I quickly found myself in seminary as I sought out questions to life and faith and received a Master of Divinity from Southeastern University in Lakeland, Florida.  I also pursued a life of Brazilian Jiu-Jitsu, training twice a day, as some form of manistic reflection through communal exercise. My focus began to center on how Brazilian Jiu-Jitsu may manifest Paul Tillich’s concept of the New Being. My interest in the concept of New Being continued after graduation, particularly towards the concept of Spiritual Presence and how it presents itself within human existence. This continued interest has led to my pursuit of a PhD wherein I engage New Being and investigate the concept of Spiritual Presence through the existentialism of Jean-Paul Sartre.

I continue to train in Brazilian Jiu-Jitsu obsessively as well as a means to investigate and cultivate authenticity within myself.
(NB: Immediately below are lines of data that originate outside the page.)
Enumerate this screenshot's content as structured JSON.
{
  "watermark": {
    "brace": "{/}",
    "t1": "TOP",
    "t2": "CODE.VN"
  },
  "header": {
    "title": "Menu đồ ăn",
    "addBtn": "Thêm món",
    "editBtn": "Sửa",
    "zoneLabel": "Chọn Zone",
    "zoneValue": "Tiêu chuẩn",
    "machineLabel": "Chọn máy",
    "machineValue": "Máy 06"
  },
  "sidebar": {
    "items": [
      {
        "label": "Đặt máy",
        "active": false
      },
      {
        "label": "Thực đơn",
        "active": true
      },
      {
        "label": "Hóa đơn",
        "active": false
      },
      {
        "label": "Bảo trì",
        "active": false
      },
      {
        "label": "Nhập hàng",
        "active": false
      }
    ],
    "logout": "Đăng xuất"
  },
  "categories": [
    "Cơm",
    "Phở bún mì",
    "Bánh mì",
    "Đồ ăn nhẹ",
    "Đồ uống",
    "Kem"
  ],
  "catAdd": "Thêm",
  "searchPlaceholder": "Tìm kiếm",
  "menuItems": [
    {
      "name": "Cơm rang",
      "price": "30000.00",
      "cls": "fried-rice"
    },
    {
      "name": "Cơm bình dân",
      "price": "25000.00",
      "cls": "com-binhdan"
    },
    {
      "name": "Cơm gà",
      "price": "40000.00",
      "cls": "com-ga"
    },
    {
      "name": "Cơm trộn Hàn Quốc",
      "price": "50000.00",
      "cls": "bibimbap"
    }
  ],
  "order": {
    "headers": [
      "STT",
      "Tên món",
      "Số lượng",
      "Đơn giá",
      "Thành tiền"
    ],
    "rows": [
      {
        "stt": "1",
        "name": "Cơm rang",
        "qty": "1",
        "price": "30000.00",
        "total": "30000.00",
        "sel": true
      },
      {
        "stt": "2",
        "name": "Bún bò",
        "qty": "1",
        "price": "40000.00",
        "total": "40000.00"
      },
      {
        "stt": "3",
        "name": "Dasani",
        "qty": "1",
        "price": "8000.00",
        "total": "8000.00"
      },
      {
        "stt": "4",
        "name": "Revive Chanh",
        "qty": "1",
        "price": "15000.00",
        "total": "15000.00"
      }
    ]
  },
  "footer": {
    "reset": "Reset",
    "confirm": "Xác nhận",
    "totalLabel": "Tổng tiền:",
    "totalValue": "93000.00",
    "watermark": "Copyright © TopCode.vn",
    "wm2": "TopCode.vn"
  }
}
I am currently a brown belt under Robson Moura in Tampa, Florida.  

Other interest include the intersection of nature and human consciousness and the influence it may develop on human authenticity, near death and afterlife research, and the writings of Epicurus and Seneca in relation to the biblical writings and themes of St. Paul.


This research will compare the pneumatology of Paul Tillich and the existential philosophy of Jean-Paul Sartre. This comparison is intended to strengthen Tillich’s theology of manifested New Being that is proposed as a response to existential estrangement. Because Tillich places the symbol of Spiritual Presence in human existence, an investigation of Sartre’s philosophy of existence is hoped to explain how Spiritual Presence communicates within the human condition to guide individuals in the manifestation of New Being. The goal is to produce a robust existential pneumatology.

A secondary result of this research is to unearth what is conceptualized as the image of God in humanity. This occurs through an investigation of the human condition via the works of Sartre.